This book presents a comprehensive overview of the human dimension of social robots by discussing both transnational features and national peculiarities. Addressing several issues that explore the human side of social robots, this book investigates what a social robot is and how we might come to think about social robots in the different areas of everyday life. Organized around three sections that deal with Perceptions and Attitudes to Social Robots, Human Interaction with Social Robots, and Social Robots in Everyday Life, it explores the idea that even if the challenges of robot technologies can be overcome from a technological perspective, the question remains as to what kind of machine we want to have and use in our daily lives.
Lessons learned from previous widely adopted technologies, such as smartphones, indicate that robot technologies could potentially be absorbed into the everyday lives of humans in such a way that it is the human that determines the human-machine interaction. In a similar way to how today's information and communication technologies were initially designed for professional/industrial use, but were soon commercialized for the mass market and then personalized by humans in the course of daily practice, the use of social robots is now facing the same revolution of 'domestication.' In the context of this transformation, which involves the profound embedding of robots in everyday life, the 'human' aspect of social robots will play a major part.
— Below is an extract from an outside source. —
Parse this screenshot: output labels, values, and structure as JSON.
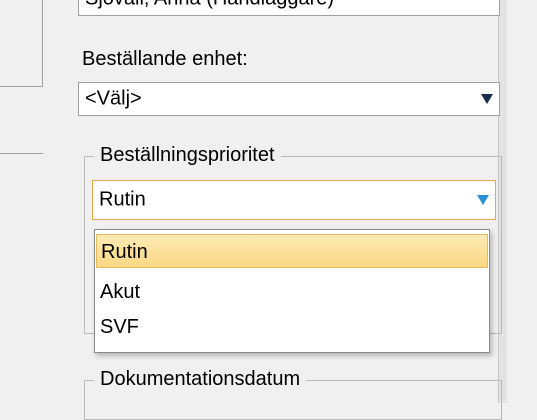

This book sheds new light on this highly topical issue, one of the central subjects that will be taught and studied at universities worldwide and that will be discussed widely, publicly and repeatedly in the near future.